“It was bad last year,” said forward Kyvon Davenport, one of five seniors held over from Smith’s last squad. “We felt we could have way more (people) because we were winning. But this will be great … we’ll get more energy from the fans who are more involved in the game.
“It’s going to be a new experience for most of us because we’ve never had that many people watching us.”
All of which can only help inspire the players as they put in their work this summer. Yes, they get to practice in the gleaming new Laurie-Walton Family Basketball Center on south campus; if you have to practice, better to do it in a virtual palace.
Still, it’s work. There is a new system to learn and a new coaching staff with Hardaway and fellow ex-NBA players Mike Miller and Sam Mitchell (also a former NBA coach) and Penny’s old backcourt mate Tony Madlock, who most recently was interim head coach at Ole Miss.
So there is excitement building internally, too. The returnees from last season have welcomed the faster style of play that this staff wants, making the game more like the NBA and, in senior guard Jeremiah Martin’s view, less predictable.
“It’s easy to scout a team when they run the same plays all the time,” Martin said, referencing the sets used last season. “Coaches and teams catch onto you easy.”
But don’t be misled: Playing fast and spacing the court does not mean Hardaway will give anyone a moment’s free pass on defense. To the contrary, players say the emphasis is on defense first and that sweat and equity are synonyms in their new head coach’s world.

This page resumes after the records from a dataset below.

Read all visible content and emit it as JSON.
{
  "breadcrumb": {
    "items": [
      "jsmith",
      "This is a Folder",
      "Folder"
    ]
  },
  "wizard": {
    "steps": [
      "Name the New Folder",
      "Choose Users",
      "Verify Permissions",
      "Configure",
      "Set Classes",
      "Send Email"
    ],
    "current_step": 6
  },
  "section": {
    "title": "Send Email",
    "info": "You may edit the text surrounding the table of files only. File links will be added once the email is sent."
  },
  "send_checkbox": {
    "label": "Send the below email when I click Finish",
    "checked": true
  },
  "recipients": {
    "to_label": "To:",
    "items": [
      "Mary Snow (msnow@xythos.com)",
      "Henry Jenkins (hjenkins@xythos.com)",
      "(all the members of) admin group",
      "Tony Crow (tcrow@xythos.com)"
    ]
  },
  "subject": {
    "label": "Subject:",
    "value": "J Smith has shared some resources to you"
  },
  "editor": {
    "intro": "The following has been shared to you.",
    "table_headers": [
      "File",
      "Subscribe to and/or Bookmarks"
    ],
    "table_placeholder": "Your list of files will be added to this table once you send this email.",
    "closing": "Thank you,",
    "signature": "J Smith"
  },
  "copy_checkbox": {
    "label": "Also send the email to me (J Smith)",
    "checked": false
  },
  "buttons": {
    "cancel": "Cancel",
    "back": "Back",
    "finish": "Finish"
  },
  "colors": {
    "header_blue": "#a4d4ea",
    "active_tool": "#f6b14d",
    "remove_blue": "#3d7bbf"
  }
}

“He said he can’t be wasting his voice on playing hard,” Martin said. “Has to come natural, something we have to do every day and has to be in us.”
If it is, the offense should flow. So imagine it: The Memphis Tigers are flying up and down the floor, digging in on defense, and spreading the wealth on offense.
On the court at FedExForum, a Tigers player won’t have time to glance up in the stands to see how many fans are there. Then again, he won’t need to because he’ll hear them.
“I visualize all the time,” Harris said. “In the gym shooting, I’m thinking, ’15,000.’ ”